#### THE DATA ####
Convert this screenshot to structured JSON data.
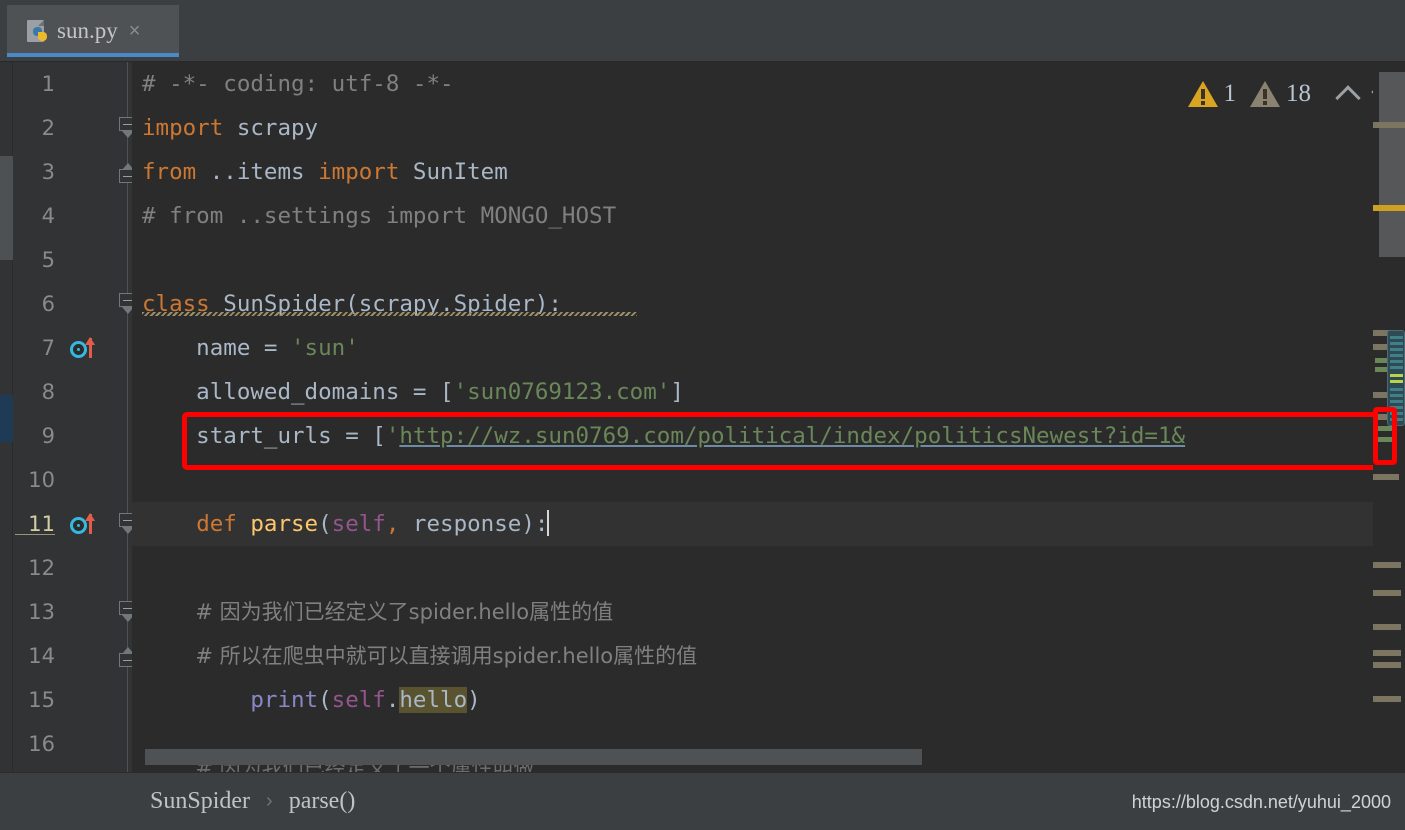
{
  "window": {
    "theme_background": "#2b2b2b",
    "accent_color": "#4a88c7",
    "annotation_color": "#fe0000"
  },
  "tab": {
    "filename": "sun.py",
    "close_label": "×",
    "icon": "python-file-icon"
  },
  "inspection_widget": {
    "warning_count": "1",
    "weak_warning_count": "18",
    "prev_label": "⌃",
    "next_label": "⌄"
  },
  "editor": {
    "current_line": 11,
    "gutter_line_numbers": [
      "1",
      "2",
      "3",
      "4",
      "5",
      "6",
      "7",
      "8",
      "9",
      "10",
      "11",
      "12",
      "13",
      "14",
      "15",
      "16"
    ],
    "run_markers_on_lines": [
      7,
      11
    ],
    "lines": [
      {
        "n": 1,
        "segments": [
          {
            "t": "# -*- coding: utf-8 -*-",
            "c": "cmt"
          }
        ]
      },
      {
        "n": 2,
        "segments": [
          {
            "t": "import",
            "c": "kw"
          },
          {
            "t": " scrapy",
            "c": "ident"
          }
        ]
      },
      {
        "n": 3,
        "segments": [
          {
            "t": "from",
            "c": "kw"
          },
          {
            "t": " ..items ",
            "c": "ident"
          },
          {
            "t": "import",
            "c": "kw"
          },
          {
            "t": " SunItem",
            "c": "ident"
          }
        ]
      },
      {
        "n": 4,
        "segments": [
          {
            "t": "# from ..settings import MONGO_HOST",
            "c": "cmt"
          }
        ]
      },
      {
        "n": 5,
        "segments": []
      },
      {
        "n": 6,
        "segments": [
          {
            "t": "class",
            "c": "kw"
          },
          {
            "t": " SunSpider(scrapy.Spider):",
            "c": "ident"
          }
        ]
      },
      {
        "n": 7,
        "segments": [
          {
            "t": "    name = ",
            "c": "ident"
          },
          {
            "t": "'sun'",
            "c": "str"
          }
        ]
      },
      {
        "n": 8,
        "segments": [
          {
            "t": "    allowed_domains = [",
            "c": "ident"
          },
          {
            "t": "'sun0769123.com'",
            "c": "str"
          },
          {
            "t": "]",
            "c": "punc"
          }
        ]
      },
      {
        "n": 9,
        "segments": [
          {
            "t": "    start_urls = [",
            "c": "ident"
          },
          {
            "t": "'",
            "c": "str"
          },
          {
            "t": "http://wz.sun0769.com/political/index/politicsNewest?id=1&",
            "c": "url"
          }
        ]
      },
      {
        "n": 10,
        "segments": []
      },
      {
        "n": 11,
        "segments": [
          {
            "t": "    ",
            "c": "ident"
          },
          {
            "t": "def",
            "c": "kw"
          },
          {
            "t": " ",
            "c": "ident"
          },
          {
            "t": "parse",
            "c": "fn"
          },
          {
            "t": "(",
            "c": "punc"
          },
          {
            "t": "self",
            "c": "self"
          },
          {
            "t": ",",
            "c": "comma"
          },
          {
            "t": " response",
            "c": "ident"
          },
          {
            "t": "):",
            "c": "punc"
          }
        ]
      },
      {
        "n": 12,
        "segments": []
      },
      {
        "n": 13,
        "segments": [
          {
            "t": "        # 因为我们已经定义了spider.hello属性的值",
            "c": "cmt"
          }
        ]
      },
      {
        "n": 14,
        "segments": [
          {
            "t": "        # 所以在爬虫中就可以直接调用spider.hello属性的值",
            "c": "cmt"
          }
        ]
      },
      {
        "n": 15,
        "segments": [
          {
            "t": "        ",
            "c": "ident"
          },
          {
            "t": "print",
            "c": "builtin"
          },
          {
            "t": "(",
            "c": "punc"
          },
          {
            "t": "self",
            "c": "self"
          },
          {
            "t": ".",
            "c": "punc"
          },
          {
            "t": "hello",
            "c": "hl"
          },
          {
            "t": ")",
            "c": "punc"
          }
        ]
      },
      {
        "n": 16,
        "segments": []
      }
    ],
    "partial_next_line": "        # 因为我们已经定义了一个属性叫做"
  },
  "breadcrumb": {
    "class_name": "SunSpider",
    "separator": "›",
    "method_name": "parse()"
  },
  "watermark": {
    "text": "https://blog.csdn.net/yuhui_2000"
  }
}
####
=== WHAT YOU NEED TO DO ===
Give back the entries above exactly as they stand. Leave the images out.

=== YOUR SOLUTION ===
Convert this screenshot to structured JSON data.
{
  "window": {
    "theme_background": "#2b2b2b",
    "accent_color": "#4a88c7",
    "annotation_color": "#fe0000"
  },
  "tab": {
    "filename": "sun.py",
    "close_label": "×",
    "icon": "python-file-icon"
  },
  "inspection_widget": {
    "warning_count": "1",
    "weak_warning_count": "18",
    "prev_label": "⌃",
    "next_label": "⌄"
  },
  "editor": {
    "current_line": 11,
    "gutter_line_numbers": [
      "1",
      "2",
      "3",
      "4",
      "5",
      "6",
      "7",
      "8",
      "9",
      "10",
      "11",
      "12",
      "13",
      "14",
      "15",
      "16"
    ],
    "run_markers_on_lines": [
      7,
      11
    ],
    "lines": [
      {
        "n": 1,
        "segments": [
          {
            "t": "# -*- coding: utf-8 -*-",
            "c": "cmt"
          }
        ]
      },
      {
        "n": 2,
        "segments": [
          {
            "t": "import",
            "c": "kw"
          },
          {
            "t": " scrapy",
            "c": "ident"
          }
        ]
      },
      {
        "n": 3,
        "segments": [
          {
            "t": "from",
            "c": "kw"
          },
          {
            "t": " ..items ",
            "c": "ident"
          },
          {
            "t": "import",
            "c": "kw"
          },
          {
            "t": " SunItem",
            "c": "ident"
          }
        ]
      },
      {
        "n": 4,
        "segments": [
          {
            "t": "# from ..settings import MONGO_HOST",
            "c": "cmt"
          }
        ]
      },
      {
        "n": 5,
        "segments": []
      },
      {
        "n": 6,
        "segments": [
          {
            "t": "class",
            "c": "kw"
          },
          {
            "t": " SunSpider(scrapy.Spider):",
            "c": "ident"
          }
        ]
      },
      {
        "n": 7,
        "segments": [
          {
            "t": "    name = ",
            "c": "ident"
          },
          {
            "t": "'sun'",
            "c": "str"
          }
        ]
      },
      {
        "n": 8,
        "segments": [
          {
            "t": "    allowed_domains = [",
            "c": "ident"
          },
          {
            "t": "'sun0769123.com'",
            "c": "str"
          },
          {
            "t": "]",
            "c": "punc"
          }
        ]
      },
      {
        "n": 9,
        "segments": [
          {
            "t": "    start_urls = [",
            "c": "ident"
          },
          {
            "t": "'",
            "c": "str"
          },
          {
            "t": "http://wz.sun0769.com/political/index/politicsNewest?id=1&",
            "c": "url"
          }
        ]
      },
      {
        "n": 10,
        "segments": []
      },
      {
        "n": 11,
        "segments": [
          {
            "t": "    ",
            "c": "ident"
          },
          {
            "t": "def",
            "c": "kw"
          },
          {
            "t": " ",
            "c": "ident"
          },
          {
            "t": "parse",
            "c": "fn"
          },
          {
            "t": "(",
            "c": "punc"
          },
          {
            "t": "self",
            "c": "self"
          },
          {
            "t": ",",
            "c": "comma"
          },
          {
            "t": " response",
            "c": "ident"
          },
          {
            "t": "):",
            "c": "punc"
          }
        ]
      },
      {
        "n": 12,
        "segments": []
      },
      {
        "n": 13,
        "segments": [
          {
            "t": "        # 因为我们已经定义了spider.hello属性的值",
            "c": "cmt"
          }
        ]
      },
      {
        "n": 14,
        "segments": [
          {
            "t": "        # 所以在爬虫中就可以直接调用spider.hello属性的值",
            "c": "cmt"
          }
        ]
      },
      {
        "n": 15,
        "segments": [
          {
            "t": "        ",
            "c": "ident"
          },
          {
            "t": "print",
            "c": "builtin"
          },
          {
            "t": "(",
            "c": "punc"
          },
          {
            "t": "self",
            "c": "self"
          },
          {
            "t": ".",
            "c": "punc"
          },
          {
            "t": "hello",
            "c": "hl"
          },
          {
            "t": ")",
            "c": "punc"
          }
        ]
      },
      {
        "n": 16,
        "segments": []
      }
    ],
    "partial_next_line": "        # 因为我们已经定义了一个属性叫做"
  },
  "breadcrumb": {
    "class_name": "SunSpider",
    "separator": "›",
    "method_name": "parse()"
  },
  "watermark": {
    "text": "https://blog.csdn.net/yuhui_2000"
  }
}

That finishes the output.